I started this post after Brian Burke's comment last week that if the US wins gold it's a victory on a par with 1980. Little did I realize that beating Canada in a pre-lim game was going to be touted as "Miracle 2.0." (I just heard someone on ESPN radio characterize the U.S. team as not even expected to make it out of the preliminary round. Really? By whom?)
Anyway, Miracle 2: Miller Time. There are so many ways to pick that apart, but I'll just stick with this:
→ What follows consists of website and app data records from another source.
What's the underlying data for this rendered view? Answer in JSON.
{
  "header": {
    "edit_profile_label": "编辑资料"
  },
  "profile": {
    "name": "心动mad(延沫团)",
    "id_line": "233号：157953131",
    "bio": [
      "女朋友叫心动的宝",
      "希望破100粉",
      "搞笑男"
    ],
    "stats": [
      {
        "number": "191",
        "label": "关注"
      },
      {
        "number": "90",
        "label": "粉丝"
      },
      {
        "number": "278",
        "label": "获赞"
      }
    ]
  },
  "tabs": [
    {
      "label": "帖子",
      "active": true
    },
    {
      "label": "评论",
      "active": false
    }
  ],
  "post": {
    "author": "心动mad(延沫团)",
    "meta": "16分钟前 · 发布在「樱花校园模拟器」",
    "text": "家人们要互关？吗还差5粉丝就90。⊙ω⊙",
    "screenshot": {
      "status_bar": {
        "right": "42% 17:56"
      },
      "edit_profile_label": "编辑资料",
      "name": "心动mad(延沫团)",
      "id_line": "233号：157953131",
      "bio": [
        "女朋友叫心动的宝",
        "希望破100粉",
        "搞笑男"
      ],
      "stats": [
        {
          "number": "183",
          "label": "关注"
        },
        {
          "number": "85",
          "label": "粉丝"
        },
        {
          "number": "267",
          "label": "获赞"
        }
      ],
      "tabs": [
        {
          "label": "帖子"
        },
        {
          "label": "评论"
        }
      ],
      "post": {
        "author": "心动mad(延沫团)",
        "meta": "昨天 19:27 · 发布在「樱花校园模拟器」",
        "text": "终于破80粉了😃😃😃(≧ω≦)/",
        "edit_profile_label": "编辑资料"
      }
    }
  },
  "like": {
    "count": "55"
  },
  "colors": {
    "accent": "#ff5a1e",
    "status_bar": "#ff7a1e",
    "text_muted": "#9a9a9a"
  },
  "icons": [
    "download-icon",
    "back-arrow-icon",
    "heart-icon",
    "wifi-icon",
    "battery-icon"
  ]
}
The 1980 US team was a bunch of college kids, playing not only against grown-ups (which is usually mentioned), but against the Red Army, elite professionals in everything but name, trained and funded by the Soviet military, hockey division. Everybody knows it was the height of the Cold War and the Soviets were the enemy, but just paying lip-service to that doesn't give us (or me, anyway) any sense of magnitude. To get that, you have to see it from the Soviets' point of view.
It would be as though the U.S. Marines had a football team, not a college team, but an elite all-star squad with the very best football players from across the country, NFL players, and they ruled the world and virtually never lost over several decades of competition (by the way: the all-time Olympic win/loss record of the Soviet national team? 62-6-2). Imagine such a team. Now imagine it's 2002. And we lose in the Olympics to the the team from Afghanistan, made up entirely of Taliban prep-school kids.
No matter what happens to Canada or Russia or the US in this Olympics, it's not going be as bad as that.